◆ **Goal of the exercise**
Copy every record exactly.

*** Opening of Listed records ***

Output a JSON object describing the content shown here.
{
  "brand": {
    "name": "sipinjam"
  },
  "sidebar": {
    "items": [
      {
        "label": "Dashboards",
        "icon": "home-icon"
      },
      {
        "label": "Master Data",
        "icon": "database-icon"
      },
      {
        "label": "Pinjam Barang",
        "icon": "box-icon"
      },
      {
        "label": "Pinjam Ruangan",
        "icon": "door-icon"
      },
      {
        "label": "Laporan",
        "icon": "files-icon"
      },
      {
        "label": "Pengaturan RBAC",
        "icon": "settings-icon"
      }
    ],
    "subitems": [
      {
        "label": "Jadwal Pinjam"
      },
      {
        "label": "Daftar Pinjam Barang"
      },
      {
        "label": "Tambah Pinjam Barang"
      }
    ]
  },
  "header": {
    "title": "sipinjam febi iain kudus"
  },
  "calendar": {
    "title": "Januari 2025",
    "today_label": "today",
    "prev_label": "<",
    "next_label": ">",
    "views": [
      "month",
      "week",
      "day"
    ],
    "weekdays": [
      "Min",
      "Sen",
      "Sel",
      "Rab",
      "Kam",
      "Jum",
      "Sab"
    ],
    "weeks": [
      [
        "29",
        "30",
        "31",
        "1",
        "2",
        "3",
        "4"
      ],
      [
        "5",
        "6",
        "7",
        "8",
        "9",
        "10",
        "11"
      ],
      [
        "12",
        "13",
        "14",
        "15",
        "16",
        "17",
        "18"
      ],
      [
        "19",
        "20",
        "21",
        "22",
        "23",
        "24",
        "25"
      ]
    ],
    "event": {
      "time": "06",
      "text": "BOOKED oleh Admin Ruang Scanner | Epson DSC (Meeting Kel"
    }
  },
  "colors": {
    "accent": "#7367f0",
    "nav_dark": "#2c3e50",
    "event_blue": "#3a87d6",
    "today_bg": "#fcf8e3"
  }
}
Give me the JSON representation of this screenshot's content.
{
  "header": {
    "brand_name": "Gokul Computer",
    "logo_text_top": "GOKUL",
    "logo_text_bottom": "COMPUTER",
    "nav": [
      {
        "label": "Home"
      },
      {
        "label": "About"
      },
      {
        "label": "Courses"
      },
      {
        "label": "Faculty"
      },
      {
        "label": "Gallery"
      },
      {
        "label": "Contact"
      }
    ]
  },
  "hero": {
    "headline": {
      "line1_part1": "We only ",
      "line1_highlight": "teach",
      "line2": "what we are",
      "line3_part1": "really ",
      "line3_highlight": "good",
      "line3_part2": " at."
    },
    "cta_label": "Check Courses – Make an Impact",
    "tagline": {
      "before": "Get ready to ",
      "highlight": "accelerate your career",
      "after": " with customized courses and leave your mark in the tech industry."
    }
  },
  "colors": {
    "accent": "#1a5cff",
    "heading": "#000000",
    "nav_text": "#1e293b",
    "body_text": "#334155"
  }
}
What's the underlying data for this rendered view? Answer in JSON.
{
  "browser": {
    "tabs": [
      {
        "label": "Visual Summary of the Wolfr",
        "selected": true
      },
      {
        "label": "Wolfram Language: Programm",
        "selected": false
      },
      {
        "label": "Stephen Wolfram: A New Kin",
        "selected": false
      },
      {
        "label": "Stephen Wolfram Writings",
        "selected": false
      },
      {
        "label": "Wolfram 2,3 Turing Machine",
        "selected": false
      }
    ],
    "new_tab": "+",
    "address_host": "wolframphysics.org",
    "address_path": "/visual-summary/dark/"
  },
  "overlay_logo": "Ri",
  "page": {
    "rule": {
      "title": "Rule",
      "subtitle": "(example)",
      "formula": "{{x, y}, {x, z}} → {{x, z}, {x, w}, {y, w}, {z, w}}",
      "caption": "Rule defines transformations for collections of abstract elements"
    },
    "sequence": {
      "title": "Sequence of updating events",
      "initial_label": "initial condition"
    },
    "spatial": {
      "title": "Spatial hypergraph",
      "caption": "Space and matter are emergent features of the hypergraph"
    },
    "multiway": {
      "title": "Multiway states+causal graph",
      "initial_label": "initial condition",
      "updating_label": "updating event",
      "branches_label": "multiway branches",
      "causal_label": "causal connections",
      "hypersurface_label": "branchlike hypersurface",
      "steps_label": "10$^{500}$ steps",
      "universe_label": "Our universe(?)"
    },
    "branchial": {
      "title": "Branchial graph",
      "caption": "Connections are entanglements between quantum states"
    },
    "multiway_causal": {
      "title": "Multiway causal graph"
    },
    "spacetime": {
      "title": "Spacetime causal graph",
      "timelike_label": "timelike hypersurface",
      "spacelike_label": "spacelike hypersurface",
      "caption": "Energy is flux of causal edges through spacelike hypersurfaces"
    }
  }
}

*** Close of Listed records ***

◆ **Reply to the task**
Output a JSON object describing the content shown here.
{
  "brand": {
    "name": "sipinjam"
  },
  "sidebar": {
    "items": [
      {
        "label": "Dashboards",
        "icon": "home-icon"
      },
      {
        "label": "Master Data",
        "icon": "database-icon"
      },
      {
        "label": "Pinjam Barang",
        "icon": "box-icon"
      },
      {
        "label": "Pinjam Ruangan",
        "icon": "door-icon"
      },
      {
        "label": "Laporan",
        "icon": "files-icon"
      },
      {
        "label": "Pengaturan RBAC",
        "icon": "settings-icon"
      }
    ],
    "subitems": [
      {
        "label": "Jadwal Pinjam"
      },
      {
        "label": "Daftar Pinjam Barang"
      },
      {
        "label": "Tambah Pinjam Barang"
      }
    ]
  },
  "header": {
    "title": "sipinjam febi iain kudus"
  },
  "calendar": {
    "title": "Januari 2025",
    "today_label": "today",
    "prev_label": "<",
    "next_label": ">",
    "views": [
      "month",
      "week",
      "day"
    ],
    "weekdays": [
      "Min",
      "Sen",
      "Sel",
      "Rab",
      "Kam",
      "Jum",
      "Sab"
    ],
    "weeks": [
      [
        "29",
        "30",
        "31",
        "1",
        "2",
        "3",
        "4"
      ],
      [
        "5",
        "6",
        "7",
        "8",
        "9",
        "10",
        "11"
      ],
      [
        "12",
        "13",
        "14",
        "15",
        "16",
        "17",
        "18"
      ],
      [
        "19",
        "20",
        "21",
        "22",
        "23",
        "24",
        "25"
      ]
    ],
    "event": {
      "time": "06",
      "text": "BOOKED oleh Admin Ruang Scanner | Epson DSC (Meeting Kel"
    }
  },
  "colors": {
    "accent": "#7367f0",
    "nav_dark": "#2c3e50",
    "event_blue": "#3a87d6",
    "today_bg": "#fcf8e3"
  }
}
Give me the JSON representation of this screenshot's content.
{
  "header": {
    "brand_name": "Gokul Computer",
    "logo_text_top": "GOKUL",
    "logo_text_bottom": "COMPUTER",
    "nav": [
      {
        "label": "Home"
      },
      {
        "label": "About"
      },
      {
        "label": "Courses"
      },
      {
        "label": "Faculty"
      },
      {
        "label": "Gallery"
      },
      {
        "label": "Contact"
      }
    ]
  },
  "hero": {
    "headline": {
      "line1_part1": "We only ",
      "line1_highlight": "teach",
      "line2": "what we are",
      "line3_part1": "really ",
      "line3_highlight": "good",
      "line3_part2": " at."
    },
    "cta_label": "Check Courses – Make an Impact",
    "tagline": {
      "before": "Get ready to ",
      "highlight": "accelerate your career",
      "after": " with customized courses and leave your mark in the tech industry."
    }
  },
  "colors": {
    "accent": "#1a5cff",
    "heading": "#000000",
    "nav_text": "#1e293b",
    "body_text": "#334155"
  }
}
What's the underlying data for this rendered view? Answer in JSON.
{
  "browser": {
    "tabs": [
      {
        "label": "Visual Summary of the Wolfr",
        "selected": true
      },
      {
        "label": "Wolfram Language: Programm",
        "selected": false
      },
      {
        "label": "Stephen Wolfram: A New Kin",
        "selected": false
      },
      {
        "label": "Stephen Wolfram Writings",
        "selected": false
      },
      {
        "label": "Wolfram 2,3 Turing Machine",
        "selected": false
      }
    ],
    "new_tab": "+",
    "address_host": "wolframphysics.org",
    "address_path": "/visual-summary/dark/"
  },
  "overlay_logo": "Ri",
  "page": {
    "rule": {
      "title": "Rule",
      "subtitle": "(example)",
      "formula": "{{x, y}, {x, z}} → {{x, z}, {x, w}, {y, w}, {z, w}}",
      "caption": "Rule defines transformations for collections of abstract elements"
    },
    "sequence": {
      "title": "Sequence of updating events",
      "initial_label": "initial condition"
    },
    "spatial": {
      "title": "Spatial hypergraph",
      "caption": "Space and matter are emergent features of the hypergraph"
    },
    "multiway": {
      "title": "Multiway states+causal graph",
      "initial_label": "initial condition",
      "updating_label": "updating event",
      "branches_label": "multiway branches",
      "causal_label": "causal connections",
      "hypersurface_label": "branchlike hypersurface",
      "steps_label": "10$^{500}$ steps",
      "universe_label": "Our universe(?)"
    },
    "branchial": {
      "title": "Branchial graph",
      "caption": "Connections are entanglements between quantum states"
    },
    "multiway_causal": {
      "title": "Multiway causal graph"
    },
    "spacetime": {
      "title": "Spacetime causal graph",
      "timelike_label": "timelike hypersurface",
      "spacelike_label": "spacelike hypersurface",
      "caption": "Energy is flux of causal edges through spacelike hypersurfaces"
    }
  }
}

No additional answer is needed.